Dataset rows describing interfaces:
*** Block opens ***

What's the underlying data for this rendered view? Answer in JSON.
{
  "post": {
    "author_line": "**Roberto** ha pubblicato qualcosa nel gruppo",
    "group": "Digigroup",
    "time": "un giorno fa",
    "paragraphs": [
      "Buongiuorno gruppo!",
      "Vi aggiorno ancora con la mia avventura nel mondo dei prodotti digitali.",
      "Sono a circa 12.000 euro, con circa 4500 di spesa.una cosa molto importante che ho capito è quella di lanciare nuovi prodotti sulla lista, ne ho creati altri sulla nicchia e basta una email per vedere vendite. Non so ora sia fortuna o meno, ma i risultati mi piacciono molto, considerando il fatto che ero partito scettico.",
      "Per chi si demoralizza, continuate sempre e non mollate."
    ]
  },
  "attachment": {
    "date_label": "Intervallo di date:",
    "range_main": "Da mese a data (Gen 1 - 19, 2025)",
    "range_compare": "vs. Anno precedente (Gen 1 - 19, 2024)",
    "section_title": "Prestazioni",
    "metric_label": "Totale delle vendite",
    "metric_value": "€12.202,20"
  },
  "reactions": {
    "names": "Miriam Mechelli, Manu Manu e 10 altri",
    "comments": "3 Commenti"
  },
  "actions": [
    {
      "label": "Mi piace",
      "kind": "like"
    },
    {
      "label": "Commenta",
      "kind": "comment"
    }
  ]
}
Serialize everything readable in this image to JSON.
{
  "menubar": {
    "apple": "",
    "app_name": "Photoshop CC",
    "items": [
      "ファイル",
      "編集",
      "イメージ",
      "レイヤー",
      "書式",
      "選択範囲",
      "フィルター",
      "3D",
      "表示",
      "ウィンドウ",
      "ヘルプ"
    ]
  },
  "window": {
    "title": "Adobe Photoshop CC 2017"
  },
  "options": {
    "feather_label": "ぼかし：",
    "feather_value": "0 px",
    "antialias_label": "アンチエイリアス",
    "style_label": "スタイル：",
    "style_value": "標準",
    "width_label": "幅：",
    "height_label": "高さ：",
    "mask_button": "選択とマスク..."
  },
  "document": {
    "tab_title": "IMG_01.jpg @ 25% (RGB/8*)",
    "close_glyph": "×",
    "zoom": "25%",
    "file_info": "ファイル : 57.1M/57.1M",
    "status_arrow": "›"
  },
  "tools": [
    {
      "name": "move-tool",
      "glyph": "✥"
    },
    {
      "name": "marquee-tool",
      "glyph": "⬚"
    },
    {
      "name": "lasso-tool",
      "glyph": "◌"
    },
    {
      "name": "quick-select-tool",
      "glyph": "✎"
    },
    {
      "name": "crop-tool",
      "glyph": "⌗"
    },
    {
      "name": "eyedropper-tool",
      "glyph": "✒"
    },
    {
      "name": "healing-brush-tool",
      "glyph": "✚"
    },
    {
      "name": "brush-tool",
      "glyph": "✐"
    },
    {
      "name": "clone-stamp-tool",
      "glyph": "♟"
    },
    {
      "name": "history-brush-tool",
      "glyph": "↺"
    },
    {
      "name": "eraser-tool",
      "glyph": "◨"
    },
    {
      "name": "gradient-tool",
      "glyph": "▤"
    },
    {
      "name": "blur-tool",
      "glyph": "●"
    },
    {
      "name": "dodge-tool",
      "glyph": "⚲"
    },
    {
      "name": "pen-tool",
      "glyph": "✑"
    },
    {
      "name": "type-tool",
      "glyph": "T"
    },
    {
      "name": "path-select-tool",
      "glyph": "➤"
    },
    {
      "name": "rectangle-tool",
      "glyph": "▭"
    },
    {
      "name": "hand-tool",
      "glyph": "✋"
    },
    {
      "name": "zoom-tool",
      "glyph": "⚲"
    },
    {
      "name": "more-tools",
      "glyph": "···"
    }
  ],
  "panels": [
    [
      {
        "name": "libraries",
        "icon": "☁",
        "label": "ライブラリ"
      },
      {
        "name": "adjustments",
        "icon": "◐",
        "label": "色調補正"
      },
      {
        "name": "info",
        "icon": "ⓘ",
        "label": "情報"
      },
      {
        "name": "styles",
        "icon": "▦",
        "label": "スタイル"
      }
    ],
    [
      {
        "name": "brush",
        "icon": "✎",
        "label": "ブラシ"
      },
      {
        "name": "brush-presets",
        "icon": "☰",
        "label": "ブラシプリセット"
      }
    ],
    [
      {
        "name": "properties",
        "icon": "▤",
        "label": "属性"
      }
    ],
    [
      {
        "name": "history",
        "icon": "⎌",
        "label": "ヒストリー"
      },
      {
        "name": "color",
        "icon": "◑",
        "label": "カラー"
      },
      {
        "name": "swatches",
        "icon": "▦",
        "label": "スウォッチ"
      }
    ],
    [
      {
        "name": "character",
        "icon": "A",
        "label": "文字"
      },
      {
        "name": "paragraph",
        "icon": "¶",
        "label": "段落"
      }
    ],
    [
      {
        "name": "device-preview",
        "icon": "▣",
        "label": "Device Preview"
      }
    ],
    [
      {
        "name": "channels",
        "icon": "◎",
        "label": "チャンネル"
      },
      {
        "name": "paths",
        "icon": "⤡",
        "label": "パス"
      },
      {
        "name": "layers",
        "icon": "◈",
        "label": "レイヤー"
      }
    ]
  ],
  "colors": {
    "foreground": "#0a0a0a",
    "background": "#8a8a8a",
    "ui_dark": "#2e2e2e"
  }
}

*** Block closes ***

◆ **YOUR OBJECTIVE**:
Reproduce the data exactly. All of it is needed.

◆ **OUTPUT**:
What's the underlying data for this rendered view? Answer in JSON.
{
  "post": {
    "author_line": "**Roberto** ha pubblicato qualcosa nel gruppo",
    "group": "Digigroup",
    "time": "un giorno fa",
    "paragraphs": [
      "Buongiuorno gruppo!",
      "Vi aggiorno ancora con la mia avventura nel mondo dei prodotti digitali.",
      "Sono a circa 12.000 euro, con circa 4500 di spesa.una cosa molto importante che ho capito è quella di lanciare nuovi prodotti sulla lista, ne ho creati altri sulla nicchia e basta una email per vedere vendite. Non so ora sia fortuna o meno, ma i risultati mi piacciono molto, considerando il fatto che ero partito scettico.",
      "Per chi si demoralizza, continuate sempre e non mollate."
    ]
  },
  "attachment": {
    "date_label": "Intervallo di date:",
    "range_main": "Da mese a data (Gen 1 - 19, 2025)",
    "range_compare": "vs. Anno precedente (Gen 1 - 19, 2024)",
    "section_title": "Prestazioni",
    "metric_label": "Totale delle vendite",
    "metric_value": "€12.202,20"
  },
  "reactions": {
    "names": "Miriam Mechelli, Manu Manu e 10 altri",
    "comments": "3 Commenti"
  },
  "actions": [
    {
      "label": "Mi piace",
      "kind": "like"
    },
    {
      "label": "Commenta",
      "kind": "comment"
    }
  ]
}
Serialize everything readable in this image to JSON.
{
  "menubar": {
    "apple": "",
    "app_name": "Photoshop CC",
    "items": [
      "ファイル",
      "編集",
      "イメージ",
      "レイヤー",
      "書式",
      "選択範囲",
      "フィルター",
      "3D",
      "表示",
      "ウィンドウ",
      "ヘルプ"
    ]
  },
  "window": {
    "title": "Adobe Photoshop CC 2017"
  },
  "options": {
    "feather_label": "ぼかし：",
    "feather_value": "0 px",
    "antialias_label": "アンチエイリアス",
    "style_label": "スタイル：",
    "style_value": "標準",
    "width_label": "幅：",
    "height_label": "高さ：",
    "mask_button": "選択とマスク..."
  },
  "document": {
    "tab_title": "IMG_01.jpg @ 25% (RGB/8*)",
    "close_glyph": "×",
    "zoom": "25%",
    "file_info": "ファイル : 57.1M/57.1M",
    "status_arrow": "›"
  },
  "tools": [
    {
      "name": "move-tool",
      "glyph": "✥"
    },
    {
      "name": "marquee-tool",
      "glyph": "⬚"
    },
    {
      "name": "lasso-tool",
      "glyph": "◌"
    },
    {
      "name": "quick-select-tool",
      "glyph": "✎"
    },
    {
      "name": "crop-tool",
      "glyph": "⌗"
    },
    {
      "name": "eyedropper-tool",
      "glyph": "✒"
    },
    {
      "name": "healing-brush-tool",
      "glyph": "✚"
    },
    {
      "name": "brush-tool",
      "glyph": "✐"
    },
    {
      "name": "clone-stamp-tool",
      "glyph": "♟"
    },
    {
      "name": "history-brush-tool",
      "glyph": "↺"
    },
    {
      "name": "eraser-tool",
      "glyph": "◨"
    },
    {
      "name": "gradient-tool",
      "glyph": "▤"
    },
    {
      "name": "blur-tool",
      "glyph": "●"
    },
    {
      "name": "dodge-tool",
      "glyph": "⚲"
    },
    {
      "name": "pen-tool",
      "glyph": "✑"
    },
    {
      "name": "type-tool",
      "glyph": "T"
    },
    {
      "name": "path-select-tool",
      "glyph": "➤"
    },
    {
      "name": "rectangle-tool",
      "glyph": "▭"
    },
    {
      "name": "hand-tool",
      "glyph": "✋"
    },
    {
      "name": "zoom-tool",
      "glyph": "⚲"
    },
    {
      "name": "more-tools",
      "glyph": "···"
    }
  ],
  "panels": [
    [
      {
        "name": "libraries",
        "icon": "☁",
        "label": "ライブラリ"
      },
      {
        "name": "adjustments",
        "icon": "◐",
        "label": "色調補正"
      },
      {
        "name": "info",
        "icon": "ⓘ",
        "label": "情報"
      },
      {
        "name": "styles",
        "icon": "▦",
        "label": "スタイル"
      }
    ],
    [
      {
        "name": "brush",
        "icon": "✎",
        "label": "ブラシ"
      },
      {
        "name": "brush-presets",
        "icon": "☰",
        "label": "ブラシプリセット"
      }
    ],
    [
      {
        "name": "properties",
        "icon": "▤",
        "label": "属性"
      }
    ],
    [
      {
        "name": "history",
        "icon": "⎌",
        "label": "ヒストリー"
      },
      {
        "name": "color",
        "icon": "◑",
        "label": "カラー"
      },
      {
        "name": "swatches",
        "icon": "▦",
        "label": "スウォッチ"
      }
    ],
    [
      {
        "name": "character",
        "icon": "A",
        "label": "文字"
      },
      {
        "name": "paragraph",
        "icon": "¶",
        "label": "段落"
      }
    ],
    [
      {
        "name": "device-preview",
        "icon": "▣",
        "label": "Device Preview"
      }
    ],
    [
      {
        "name": "channels",
        "icon": "◎",
        "label": "チャンネル"
      },
      {
        "name": "paths",
        "icon": "⤡",
        "label": "パス"
      },
      {
        "name": "layers",
        "icon": "◈",
        "label": "レイヤー"
      }
    ]
  ],
  "colors": {
    "foreground": "#0a0a0a",
    "background": "#8a8a8a",
    "ui_dark": "#2e2e2e"
  }
}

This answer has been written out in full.